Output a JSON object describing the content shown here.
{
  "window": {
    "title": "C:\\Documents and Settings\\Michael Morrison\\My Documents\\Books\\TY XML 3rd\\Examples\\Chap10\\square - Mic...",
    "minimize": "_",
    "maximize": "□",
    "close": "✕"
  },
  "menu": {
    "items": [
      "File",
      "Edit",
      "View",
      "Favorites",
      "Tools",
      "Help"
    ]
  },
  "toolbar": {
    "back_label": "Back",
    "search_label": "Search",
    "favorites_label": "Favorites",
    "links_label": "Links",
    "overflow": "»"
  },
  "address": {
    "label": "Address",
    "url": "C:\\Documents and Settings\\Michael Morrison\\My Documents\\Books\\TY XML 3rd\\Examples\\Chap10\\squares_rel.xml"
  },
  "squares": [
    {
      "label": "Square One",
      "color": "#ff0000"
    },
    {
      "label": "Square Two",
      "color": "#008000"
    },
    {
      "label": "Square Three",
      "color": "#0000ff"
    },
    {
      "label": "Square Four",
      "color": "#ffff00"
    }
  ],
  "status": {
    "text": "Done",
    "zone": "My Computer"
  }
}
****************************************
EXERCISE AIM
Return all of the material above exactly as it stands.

WRITTEN ANSWER
Output a JSON object describing the content shown here.
{
  "window": {
    "title": "C:\\Documents and Settings\\Michael Morrison\\My Documents\\Books\\TY XML 3rd\\Examples\\Chap10\\square - Mic...",
    "minimize": "_",
    "maximize": "□",
    "close": "✕"
  },
  "menu": {
    "items": [
      "File",
      "Edit",
      "View",
      "Favorites",
      "Tools",
      "Help"
    ]
  },
  "toolbar": {
    "back_label": "Back",
    "search_label": "Search",
    "favorites_label": "Favorites",
    "links_label": "Links",
    "overflow": "»"
  },
  "address": {
    "label": "Address",
    "url": "C:\\Documents and Settings\\Michael Morrison\\My Documents\\Books\\TY XML 3rd\\Examples\\Chap10\\squares_rel.xml"
  },
  "squares": [
    {
      "label": "Square One",
      "color": "#ff0000"
    },
    {
      "label": "Square Two",
      "color": "#008000"
    },
    {
      "label": "Square Three",
      "color": "#0000ff"
    },
    {
      "label": "Square Four",
      "color": "#ffff00"
    }
  ],
  "status": {
    "text": "Done",
    "zone": "My Computer"
  }
}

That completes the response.